Evaluation is an essential element in the process of designing and implementing educational and training programs. The analysis of a program’s successes or failures allows for improvement in the learning and performance of individuals as well as greater efficiency for the organization (Reiser & Dempsey, 2018, pp. 87, 91). Models should assess both formative and summative evaluation (p.87). With this in mind, what follows is a proposal for a new order for evaluation, which borrows from Stufflebeams’ influential CIPP model, Rossi’s question-based Five-Domain Evaluation Model, and Kirkpatrick’s Training Evaluation, Levels 3 and 4 (pp. 88, 92).
In this, The Comprehensive Evaluation Model, there are three stages: Foundational Considerations, Procedural Concerns, and Outcomes Valuations. The three stages provide opportunities for both formative assessment, which evaluates the process of the program and implements improvements as needed, and summative assessment, which is concerned with evaluation in any area other than development (Reiser & Dempsey, 2018, p. 87).

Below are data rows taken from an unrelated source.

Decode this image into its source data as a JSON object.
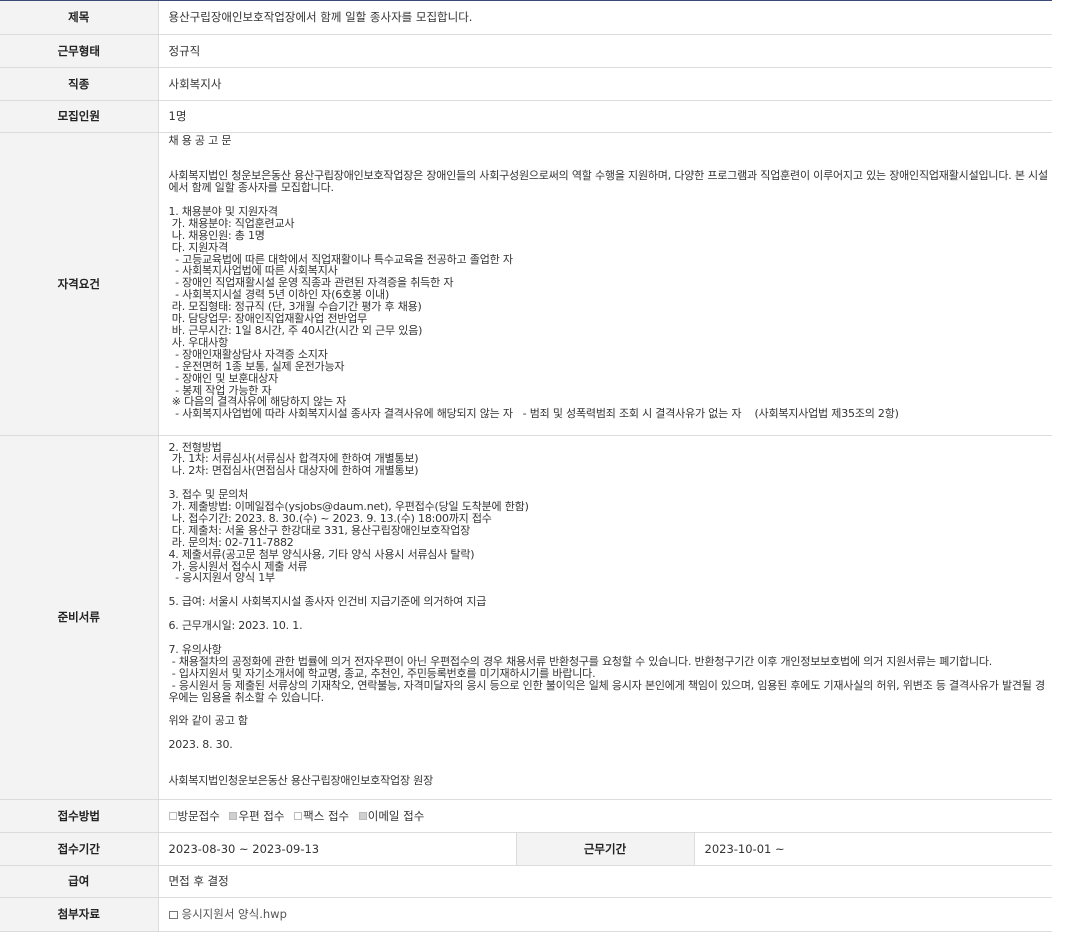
{
  "rows": {
    "title": {
      "label": "제목",
      "value": "용산구립장애인보호작업장에서 함께 일할 종사자를 모집합니다."
    },
    "work_type": {
      "label": "근무형태",
      "value": "정규직"
    },
    "occupation": {
      "label": "직종",
      "value": "사회복지사"
    },
    "headcount": {
      "label": "모집인원",
      "value": "1명"
    },
    "qualification": {
      "label": "자격요건",
      "text": "채 용 공 고 문\n\n\n사회복지법인 청운보은동산 용산구립장애인보호작업장은 장애인들의 사회구성원으로써의 역할 수행을 지원하며, 다양한 프로그램과 직업훈련이 이루어지고 있는 장애인직업재활시설입니다. 본 시설에서 함께 일할 종사자를 모집합니다.\n\n1. 채용분야 및 지원자격\n 가. 채용분야: 직업훈련교사\n 나. 채용인원: 총 1명\n 다. 지원자격\n  - 고등교육법에 따른 대학에서 직업재활이나 특수교육을 전공하고 졸업한 자\n  - 사회복지사업법에 따른 사회복지사\n  - 장애인 직업재활시설 운영 직종과 관련된 자격증을 취득한 자\n  - 사회복지시설 경력 5년 이하인 자(6호봉 이내)\n 라. 모집형태: 정규직 (단, 3개월 수습기간 평가 후 채용)\n 마. 담당업무: 장애인직업재활사업 전반업무\n 바. 근무시간: 1일 8시간, 주 40시간(시간 외 근무 있음)\n 사. 우대사항\n  - 장애인재활상담사 자격증 소지자\n  - 운전면허 1종 보통, 실제 운전가능자\n  - 장애인 및 보훈대상자\n  - 봉제 작업 가능한 자\n ※ 다음의 결격사유에 해당하지 않는 자\n  - 사회복지사업법에 따라 사회복지시설 종사자 결격사유에 해당되지 않는 자   - 범죄 및 성폭력범죄 조회 시 결격사유가 없는 자    (사회복지사업법 제35조의 2항)"
    },
    "documents": {
      "label": "준비서류",
      "text": "2. 전형방법\n 가. 1차: 서류심사(서류심사 합격자에 한하여 개별통보)\n 나. 2차: 면접심사(면접심사 대상자에 한하여 개별통보)\n\n3. 접수 및 문의처\n 가. 제출방법: 이메일접수(ysjobs@daum.net), 우편접수(당일 도착분에 한함)\n 나. 접수기간: 2023. 8. 30.(수) ~ 2023. 9. 13.(수) 18:00까지 접수\n 다. 제출처: 서울 용산구 한강대로 331, 용산구립장애인보호작업장\n 라. 문의처: 02-711-7882\n4. 제출서류(공고문 첨부 양식사용, 기타 양식 사용시 서류심사 탈락)\n 가. 응시원서 접수시 제출 서류\n  - 응시지원서 양식 1부\n\n5. 급여: 서울시 사회복지시설 종사자 인건비 지급기준에 의거하여 지급\n\n6. 근무개시일: 2023. 10. 1.\n\n7. 유의사항\n - 채용절차의 공정화에 관한 법률에 의거 전자우편이 아닌 우편접수의 경우 채용서류 반환청구를 요청할 수 있습니다. 반환청구기간 이후 개인정보보호법에 의거 지원서류는 폐기합니다.\n - 입사지원서 및 자기소개서에 학교명, 종교, 추천인, 주민등록번호를 미기재하시기를 바랍니다.\n - 응시원서 등 제출된 서류상의 기재착오, 연락불능, 자격미달자의 응시 등으로 인한 불이익은 일체 응시자 본인에게 책임이 있으며, 임용된 후에도 기재사실의 허위, 위변조 등 결격사유가 발견될 경우에는 임용을 취소할 수 있습니다.\n\n위와 같이 공고 함\n\n2023. 8. 30.\n\n\n사회복지법인청운보은동산 용산구립장애인보호작업장 원장"
    },
    "method": {
      "label": "접수방법",
      "options": [
        {
          "label": "방문접수",
          "checked": false
        },
        {
          "label": "우편 접수",
          "checked": true
        },
        {
          "label": "팩스 접수",
          "checked": false
        },
        {
          "label": "이메일 접수",
          "checked": true
        }
      ]
    },
    "period": {
      "label": "접수기간",
      "value": "2023-08-30 ~ 2023-09-13",
      "label2": "근무기간",
      "value2": "2023-10-01 ~"
    },
    "salary": {
      "label": "급여",
      "value": "면접 후 결정"
    },
    "attachment": {
      "label": "첨부자료",
      "file": "응시지원서 양식.hwp",
      "icon": "file-icon"
    }
  }
}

The first stage of the Comprehensive Evaluation Model is Foundational Considerations, which begins with context evaluation, derived from CIPP and Rossi’s Five-Domains; this is a needs assessment to determine if the program is necessary (Reiser & Dempsey, 2018, p.88). The second step, like CIPP’s Input Evaluation, is concerned with whether the available resources and support are adequate to implement the program (p. 88). And the third and final step considers the concept of the program, like Rossi’s Theory Assessment, analyzing the potential success of the overall program concept in an effort to avoid theory failure (p.88).
The Procedural Concerns portion of this new model deals primarily with formative evaluation where the development of the program and the process of implementation are deliberated, looking for measures that might improve effectiveness (Reiser & Dempsey, 2018, p. 88).
Finally, the Outcomes Valuation is a summative evaluation focusing on the overall success of the product (i.e. the program). Considerations here include an implementation assessment, asking Rossi’s question, “Was the program implemented properly, according to the program plan?” (Reiser & Dempsey, 2018, p. 88). What follows is an impact study, evaluating whether or not the learner behavior was changed, as intended by the program. This evaluation investigates using Kirkpatrick’s Training Evaluation Model, Levels 3 and 4. At this point, evaluators must determine (1) if learners can apply learned concepts to the necessary arena (workplace or classroom) and (2) if the program implemented change that improved the performance of the organization (p.92.). All of these factors must be weighed on the balance with an efficiency assessment, like Rossi’s, to determine the return on investment or the cost effectiveness of the program (pp. 88-89).
Reiser, R. A., & Dempsey, J. V. (2018). Trends and issues in instructional design and technology. Boston: Pearson Education.